The session, titled "Look Before You Lease: Oil and Gas Lease Consideration for Landowners," featured two presenters, Clif Little, educator for Ohio State University Extension, and Peggy Hall, assistant professor and director of the OSU Extension Agricultural & Resource Law Program. During the presentation, the educators explained the leasing process, documents, provisions, clauses negotiation considerations and other issues that landowners might encounter if an oil or gas company is interested in their land.

Some of the important points they addressed for landowners included:

  • Leases are written in favor of the party presenting the lease.
  • Leases can be, and are expected to be, negotiable. If a company approaches you because they want resources on your property, they need your property in order to continue their business.
  • Verbal agreements are not legally enforceable; make sure everything agreed upon is in written form.
  • There are generally two time periods in a lease: the primary term and the secondary term. The primary term is the exploratory period, which typically lasts five years with a possible five-year extension; the secondary terms is the production period, which lasts until the well ceases production.
  • Common payment terms include: the bonus payment, which is usually paid upon signing the lease and is based on a dollar amount per acre; royalty payment, which is the landowner’s share for actual production of the resource; the shut-in payment, which is the amount paid if production is halted beyond the predetermined time period; and damages payments, which is the amount paid for harm to the land.
  • A leasing clause can include language that states that the land may only be used for gas storage or resource transportation, as opposed to using the land for its resources. Under these circumstances, the landowner will not receive royalty payments, but rather only a bonus payment.

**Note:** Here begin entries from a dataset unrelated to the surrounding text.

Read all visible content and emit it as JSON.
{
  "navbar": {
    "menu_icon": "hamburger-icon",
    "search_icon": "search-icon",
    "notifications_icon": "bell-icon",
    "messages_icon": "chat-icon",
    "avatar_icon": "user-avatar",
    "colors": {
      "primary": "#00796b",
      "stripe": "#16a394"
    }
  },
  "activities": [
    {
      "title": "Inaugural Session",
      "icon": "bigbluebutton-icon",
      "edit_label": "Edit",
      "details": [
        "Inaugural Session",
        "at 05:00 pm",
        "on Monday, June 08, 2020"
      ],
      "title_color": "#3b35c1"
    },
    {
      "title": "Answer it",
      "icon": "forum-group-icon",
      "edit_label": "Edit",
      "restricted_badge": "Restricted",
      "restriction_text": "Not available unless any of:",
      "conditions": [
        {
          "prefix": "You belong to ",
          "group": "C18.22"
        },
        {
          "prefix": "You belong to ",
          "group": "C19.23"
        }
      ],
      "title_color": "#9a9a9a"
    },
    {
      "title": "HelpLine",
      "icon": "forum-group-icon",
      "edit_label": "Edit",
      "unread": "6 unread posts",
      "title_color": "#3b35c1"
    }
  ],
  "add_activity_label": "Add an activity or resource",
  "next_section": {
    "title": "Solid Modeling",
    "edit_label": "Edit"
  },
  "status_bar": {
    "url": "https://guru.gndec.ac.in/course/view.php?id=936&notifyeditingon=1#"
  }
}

  • It is important to obtain proper legal representation when you are presented with a lease.